CSL Ltd. said demand for flu shots surged amid the COVID-19 pandemic, while the outbreak created challenges for its plasma business.
Sales of CSL's influenza vaccine business Seqirus — which includes the cell-based vaccine Flucelvax and a shot targeted at the elderly called Fluad —increased 44% year over year during the six months ended Dec. 31, 2020, with a record more than 100 million doses sold in the Northern Hemisphere, the Australian biotechnology company said in its Feb. 18 earnings release.
CSL CEO Paul Perreault
"COVID-19 has been responsible for driving high demand for influenza vaccines as governments around the world look to protect their populations from influenza so that the healthcare systems are not burdened or stretched further during the crisis," CEO Paul Perreault said in a Feb. 18 earnings presentation.
CSL posted a 44.9% increase in profit for the six-month period, and Perreault said he expects demand for the Seqirus unit to remain high even if the pandemic is brought under control thanks to the rollout of increasing numbers of COVID-19 vaccines.
"My hope would be ... we would at least be at the same level next year in terms of demand because ... as the COVID vaccines continue to roll out, they don't protect against influenza. And as people get out and start [interacting] more, I believe next year you'll see more to these than you saw this year in terms of influenza," he said.
Messenger RNA technology has reaped rewards in the race to produce a COVID-19 vaccine, and Perreault noted that CSL has an mRNA vaccine for influenza in preclinical development.
Pressure on plasma
Along with vaccines, plasma-derived treatments such as immunoglobulins and albumin, targeted at immune deficiencies, are another key focus area for the business. But lockdown and other restrictions during the pandemic stopped some people from donating plasma, while COVID-19-related hygiene measures added pressure on the cost per liter collected, Perreault said.
"I think immunoglobulin [supply] has been tight. In the past, CSL has been able to step in and really fill gaps for competitors ... created due to either lack of collections or manufacturing difficulties, and we're all in the same boat at the moment. So there's nobody that has enough inventory that can just come in and be the superhero of the day," he said.
As a result, CSL is limiting how many new patients it is signing up for its plasma treatments.
"I think there will be tightness in the market, and I think you've seen some of the reaction in terms of ... European pricing and tenders and things going up because it is a supply-constrained situation at the moment," the CEO added.

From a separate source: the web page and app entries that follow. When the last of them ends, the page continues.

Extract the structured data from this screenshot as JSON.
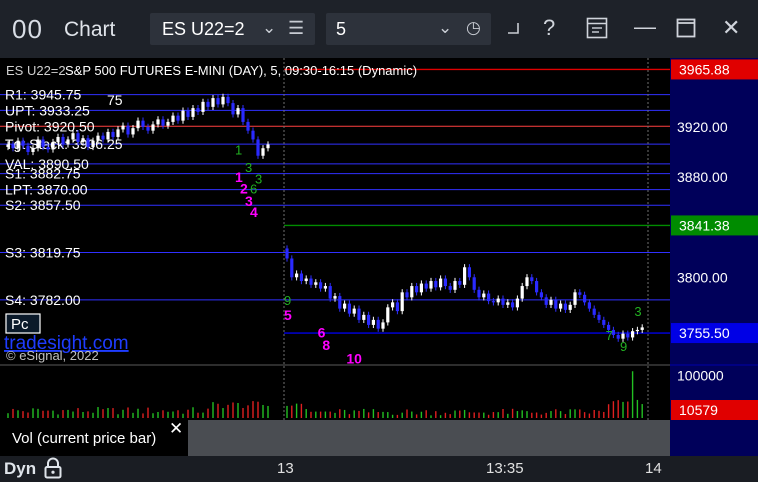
{
  "window": {
    "title": "Chart",
    "logo_glyph": "00",
    "symbol": "ES U22=2",
    "interval": "5"
  },
  "toolbar": {
    "symbol_chevron": "⌄",
    "menu_glyph": "☰",
    "interval_chevron": "⌄",
    "clock_glyph": "◷",
    "help_glyph": "?",
    "minimize_glyph": "—",
    "maximize_glyph": "☐",
    "close_glyph": "✕",
    "help_icon": "help-icon",
    "minimize_icon": "minimize-icon",
    "maximize_icon": "maximize-icon",
    "close_icon": "close-icon"
  },
  "bottom": {
    "mode": "Dyn",
    "lock_icon": "lock-icon",
    "time_labels": [
      "13",
      "13:35",
      "14"
    ]
  },
  "chart_data": {
    "type": "candlestick",
    "title": "ES U22=2 S&P 500 FUTURES E-MINI (DAY), 5, 09:30-16:15 (Dynamic)",
    "title_prefix": "ES U22=2",
    "title_rest": "S&P 500 FUTURES E-MINI (DAY), 5, 09:30-16:15 (Dynamic)",
    "ylim": [
      3730,
      3975
    ],
    "y_ticks": [
      3920.0,
      3880.0,
      3800.0
    ],
    "y_tick_labels": [
      "3920.00",
      "3880.00",
      "3800.00"
    ],
    "x_session_markers": [
      "13",
      "13:35",
      "14"
    ],
    "grid": false,
    "highlighted_prices": [
      {
        "label": "3965.88",
        "value": 3965.88,
        "color": "#e00000"
      },
      {
        "label": "3841.38",
        "value": 3841.38,
        "color": "#008c00"
      },
      {
        "label": "3755.50",
        "value": 3755.5,
        "color": "#0000e6"
      }
    ],
    "levels": [
      {
        "name": "R1",
        "label": "R1: 3945.75",
        "value": 3945.75,
        "color": "#3030ff"
      },
      {
        "name": "UPT",
        "label": "UPT: 3933.25",
        "value": 3933.25,
        "color": "#3030ff"
      },
      {
        "name": "Pivot",
        "label": "Pivot: 3920.50",
        "value": 3920.5,
        "color": "#ff4040"
      },
      {
        "name": "Tgt Stack",
        "label": "Tgt Stack: 3906.25",
        "value": 3906.25,
        "color": "#3030ff"
      },
      {
        "name": "VAL",
        "label": "VAL: 3890.50",
        "value": 3890.5,
        "color": "#3030ff"
      },
      {
        "name": "S1",
        "label": "S1: 3882.75",
        "value": 3882.75,
        "color": "#3030ff"
      },
      {
        "name": "LPT",
        "label": "LPT: 3870.00",
        "value": 3870.0,
        "color": "#3030ff"
      },
      {
        "name": "S2",
        "label": "S2: 3857.50",
        "value": 3857.5,
        "color": "#3030ff"
      },
      {
        "name": "S3",
        "label": "S3: 3819.75",
        "value": 3819.75,
        "color": "#3030ff"
      },
      {
        "name": "S4",
        "label": "S4: 3782.00",
        "value": 3782.0,
        "color": "#3030ff"
      }
    ],
    "extra_label": "75",
    "bars_day1": [
      3906,
      3903,
      3909,
      3905,
      3900,
      3903,
      3910,
      3904,
      3902,
      3908,
      3912,
      3906,
      3910,
      3915,
      3908,
      3911,
      3904,
      3909,
      3913,
      3910,
      3916,
      3912,
      3918,
      3921,
      3914,
      3919,
      3925,
      3920,
      3917,
      3922,
      3926,
      3921,
      3924,
      3929,
      3925,
      3933,
      3928,
      3935,
      3932,
      3940,
      3936,
      3943,
      3938,
      3944,
      3939,
      3930,
      3935,
      3924,
      3917,
      3910,
      3897,
      3903,
      3906
    ],
    "bars_day2": [
      3815,
      3800,
      3803,
      3797,
      3799,
      3794,
      3796,
      3791,
      3793,
      3783,
      3785,
      3775,
      3779,
      3771,
      3775,
      3766,
      3770,
      3762,
      3766,
      3759,
      3764,
      3776,
      3780,
      3773,
      3788,
      3784,
      3793,
      3788,
      3795,
      3791,
      3797,
      3792,
      3799,
      3793,
      3790,
      3797,
      3794,
      3808,
      3800,
      3790,
      3784,
      3787,
      3781,
      3780,
      3783,
      3778,
      3780,
      3776,
      3783,
      3793,
      3800,
      3797,
      3788,
      3784,
      3778,
      3782,
      3775,
      3779,
      3774,
      3778,
      3788,
      3786,
      3780,
      3775,
      3770,
      3766,
      3762,
      3758,
      3754,
      3751,
      3755,
      3752,
      3757,
      3758,
      3760
    ],
    "volume": {
      "ylim": [
        0,
        120000
      ],
      "tick_label": "100000",
      "tick_value": 100000,
      "current_label": "10579",
      "current_value": 10579,
      "indicator_label": "Vol (current price bar)"
    },
    "countdown_magenta": [
      {
        "label": "1",
        "day": 1,
        "bar": 46,
        "value": 3876
      },
      {
        "label": "2",
        "day": 1,
        "bar": 47,
        "value": 3867
      },
      {
        "label": "3",
        "day": 1,
        "bar": 48,
        "value": 3857
      },
      {
        "label": "4",
        "day": 1,
        "bar": 49,
        "value": 3848
      },
      {
        "label": "5",
        "day": 2,
        "bar": 0,
        "value": 3766
      },
      {
        "label": "6",
        "day": 2,
        "bar": 7,
        "value": 3752
      },
      {
        "label": "8",
        "day": 2,
        "bar": 8,
        "value": 3742
      },
      {
        "label": "10",
        "day": 2,
        "bar": 13,
        "value": 3731
      }
    ],
    "countdown_green": [
      {
        "label": "1",
        "day": 1,
        "bar": 46,
        "value": 3898
      },
      {
        "label": "3",
        "day": 1,
        "bar": 48,
        "value": 3884
      },
      {
        "label": "6",
        "day": 1,
        "bar": 49,
        "value": 3867
      },
      {
        "label": "3",
        "day": 1,
        "bar": 50,
        "value": 3875
      },
      {
        "label": "9",
        "day": 2,
        "bar": 0,
        "value": 3778
      },
      {
        "label": "7",
        "day": 2,
        "bar": 67,
        "value": 3750
      },
      {
        "label": "9",
        "day": 2,
        "bar": 70,
        "value": 3741
      },
      {
        "label": "3",
        "day": 2,
        "bar": 73,
        "value": 3769
      }
    ],
    "branding": {
      "watermark": "tradesight.com",
      "copyright": "© eSignal, 2022",
      "pc_button": "Pc"
    }
  }
}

The amount of plasma collected in December 2020 was 20% lower than the same month previous year, Perreault said. Cost per liter of plasma, on the other hand, was up about 20% compared to the previous year, added John Levy, senior vice president of corporate finance and interim CFO.

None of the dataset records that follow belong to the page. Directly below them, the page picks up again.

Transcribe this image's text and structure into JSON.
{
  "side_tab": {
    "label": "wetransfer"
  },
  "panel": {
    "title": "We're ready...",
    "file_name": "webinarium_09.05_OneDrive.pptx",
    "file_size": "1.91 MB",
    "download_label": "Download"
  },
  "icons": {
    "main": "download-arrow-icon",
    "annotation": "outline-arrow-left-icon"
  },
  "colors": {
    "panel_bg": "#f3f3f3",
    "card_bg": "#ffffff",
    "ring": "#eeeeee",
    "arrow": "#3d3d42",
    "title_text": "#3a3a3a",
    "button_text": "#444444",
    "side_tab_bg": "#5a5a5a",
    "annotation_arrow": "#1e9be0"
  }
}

However, experts suggested that an end to the current setbacks is in sight.
"While sales volumes are constrained near-term, we think the current headwinds are likely to be temporary as product demand is largely driven by chronic indications and CSL is on track to open 29 new collection centers in fiscal 2021," Mathew Hodge, director of investment research at management company Morningstar, said in a Feb. 18 report.

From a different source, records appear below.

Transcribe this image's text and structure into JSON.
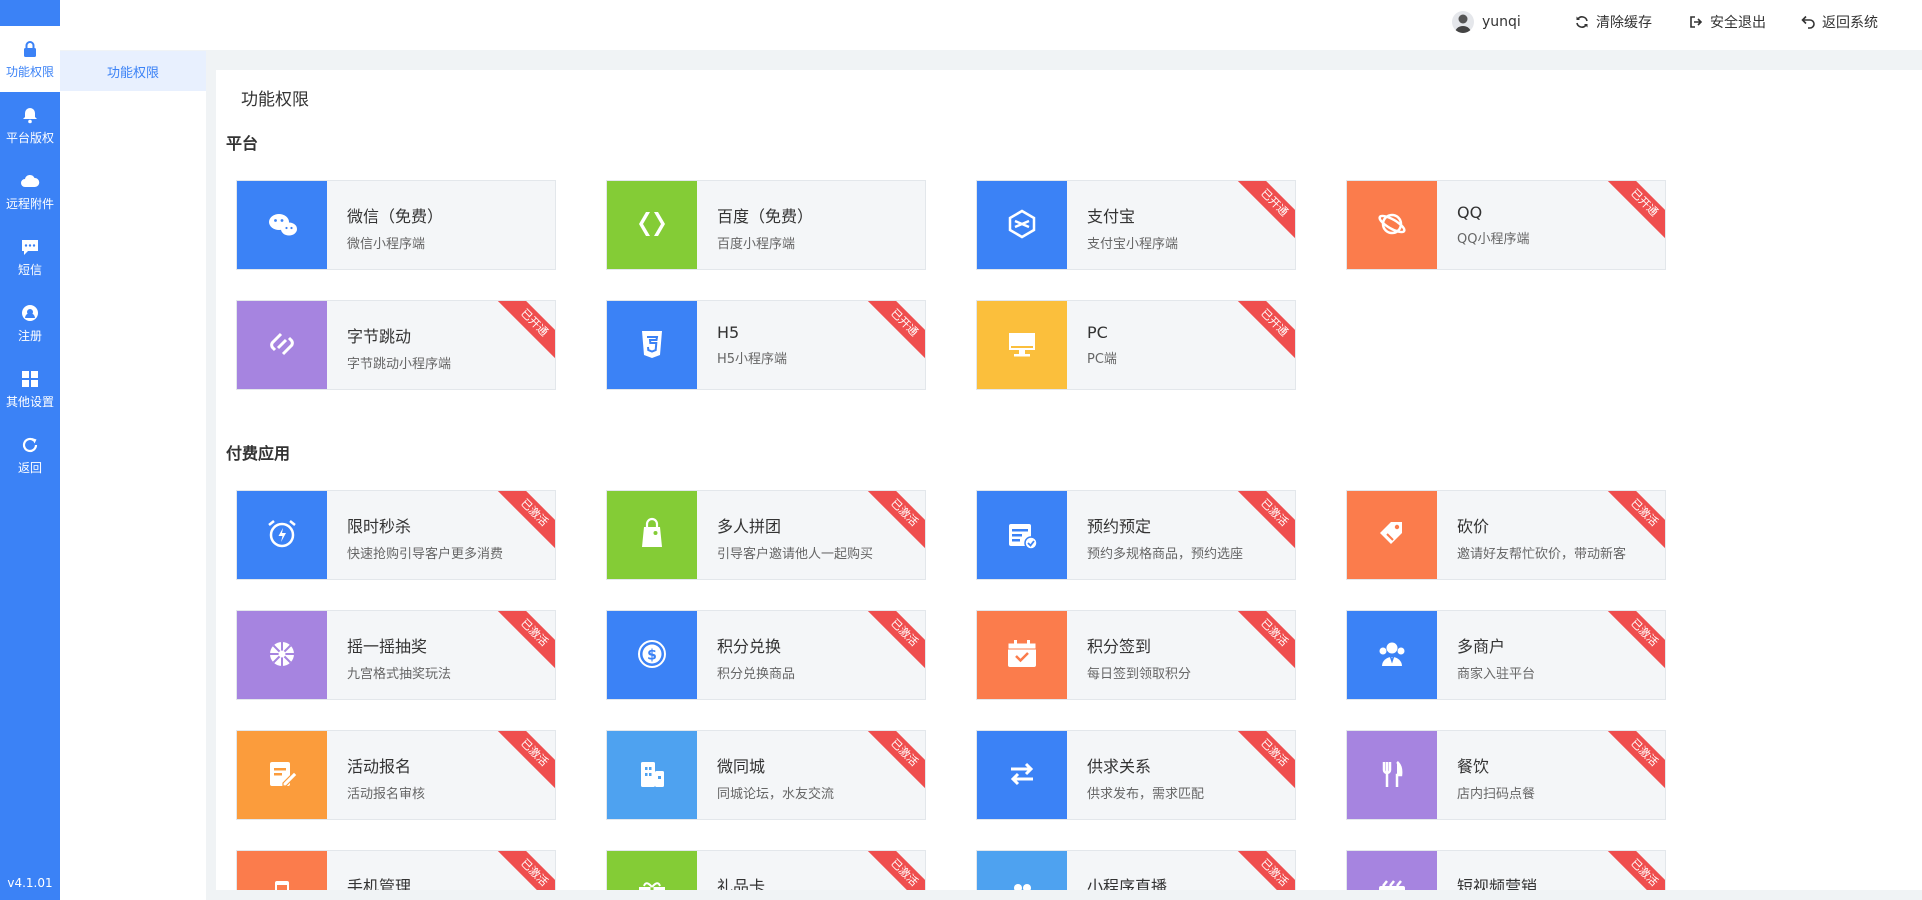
{
  "sidebar": {
    "items": [
      {
        "label": "功能权限",
        "icon": "lock-icon",
        "active": true
      },
      {
        "label": "平台版权",
        "icon": "bell-icon"
      },
      {
        "label": "远程附件",
        "icon": "cloud-icon"
      },
      {
        "label": "短信",
        "icon": "chat-icon"
      },
      {
        "label": "注册",
        "icon": "headset-icon"
      },
      {
        "label": "其他设置",
        "icon": "grid-icon"
      },
      {
        "label": "返回",
        "icon": "refresh-icon"
      }
    ],
    "version": "v4.1.01"
  },
  "header": {
    "username": "yunqi",
    "clear_cache": "清除缓存",
    "logout": "安全退出",
    "back_system": "返回系统"
  },
  "submenu": {
    "item": "功能权限"
  },
  "main": {
    "title": "功能权限",
    "platform_title": "平台",
    "paid_title": "付费应用",
    "platforms": [
      {
        "name": "微信（免费）",
        "desc": "微信小程序端",
        "color": "#3b82f6",
        "icon": "wechat-icon",
        "ribbon": ""
      },
      {
        "name": "百度（免费）",
        "desc": "百度小程序端",
        "color": "#84cc36",
        "icon": "baidu-icon",
        "ribbon": ""
      },
      {
        "name": "支付宝",
        "desc": "支付宝小程序端",
        "color": "#3b82f6",
        "icon": "alipay-icon",
        "ribbon": "已开通"
      },
      {
        "name": "QQ",
        "desc": "QQ小程序端",
        "color": "#fb7c4c",
        "icon": "qq-icon",
        "ribbon": "已开通"
      },
      {
        "name": "字节跳动",
        "desc": "字节跳动小程序端",
        "color": "#a684e0",
        "icon": "bytedance-icon",
        "ribbon": "已开通"
      },
      {
        "name": "H5",
        "desc": "H5小程序端",
        "color": "#3b82f6",
        "icon": "html5-icon",
        "ribbon": "已开通"
      },
      {
        "name": "PC",
        "desc": "PC端",
        "color": "#fbbf3c",
        "icon": "monitor-icon",
        "ribbon": "已开通"
      }
    ],
    "apps": [
      {
        "name": "限时秒杀",
        "desc": "快速抢购引导客户更多消费",
        "color": "#3b82f6",
        "icon": "alarm-clock-icon",
        "ribbon": "已激活"
      },
      {
        "name": "多人拼团",
        "desc": "引导客户邀请他人一起购买",
        "color": "#84cc36",
        "icon": "bag-icon",
        "ribbon": "已激活"
      },
      {
        "name": "预约预定",
        "desc": "预约多规格商品，预约选座",
        "color": "#3b82f6",
        "icon": "calendar-check-icon",
        "ribbon": "已激活"
      },
      {
        "name": "砍价",
        "desc": "邀请好友帮忙砍价，带动新客",
        "color": "#fb7c4c",
        "icon": "price-tag-icon",
        "ribbon": "已激活"
      },
      {
        "name": "摇一摇抽奖",
        "desc": "九宫格式抽奖玩法",
        "color": "#a684e0",
        "icon": "wheel-icon",
        "ribbon": "已激活"
      },
      {
        "name": "积分兑换",
        "desc": "积分兑换商品",
        "color": "#3b82f6",
        "icon": "coin-icon",
        "ribbon": "已激活"
      },
      {
        "name": "积分签到",
        "desc": "每日签到领取积分",
        "color": "#fb7c4c",
        "icon": "calendar-tick-icon",
        "ribbon": "已激活"
      },
      {
        "name": "多商户",
        "desc": "商家入驻平台",
        "color": "#3b82f6",
        "icon": "users-icon",
        "ribbon": "已激活"
      },
      {
        "name": "活动报名",
        "desc": "活动报名审核",
        "color": "#fb9c3c",
        "icon": "edit-form-icon",
        "ribbon": "已激活"
      },
      {
        "name": "微同城",
        "desc": "同城论坛，水友交流",
        "color": "#4ea2f0",
        "icon": "building-icon",
        "ribbon": "已激活"
      },
      {
        "name": "供求关系",
        "desc": "供求发布，需求匹配",
        "color": "#3b82f6",
        "icon": "exchange-icon",
        "ribbon": "已激活"
      },
      {
        "name": "餐饮",
        "desc": "店内扫码点餐",
        "color": "#a684e0",
        "icon": "fork-knife-icon",
        "ribbon": "已激活"
      },
      {
        "name": "手机管理",
        "desc": "",
        "color": "#fb7c4c",
        "icon": "phone-icon",
        "ribbon": "已激活"
      },
      {
        "name": "礼品卡",
        "desc": "",
        "color": "#84cc36",
        "icon": "gift-icon",
        "ribbon": "已激活"
      },
      {
        "name": "小程序直播",
        "desc": "",
        "color": "#4ea2f0",
        "icon": "live-icon",
        "ribbon": "已激活"
      },
      {
        "name": "短视频营销",
        "desc": "",
        "color": "#a684e0",
        "icon": "video-icon",
        "ribbon": "已激活"
      }
    ]
  }
}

CSL opened 17 new plasma collection centers during the half-year ended Dec. 31 and plans to open another 12 before June. 30, 2021. The Melbourne, Australia-based company is also using digital technologies to make plasma donation easier for donors.
"We've adopted new technologies such as a donor app, mobile phone video consent and self-administered health history questionnaire kiosks. Usages of these technologies are growing and providing donors with a better user experience as they enter the centers. As the rollout of COVID-19 vaccines becomes more widespread, mobility is expected to increase and lead to more foot traffic at our collection centers," Perreault said.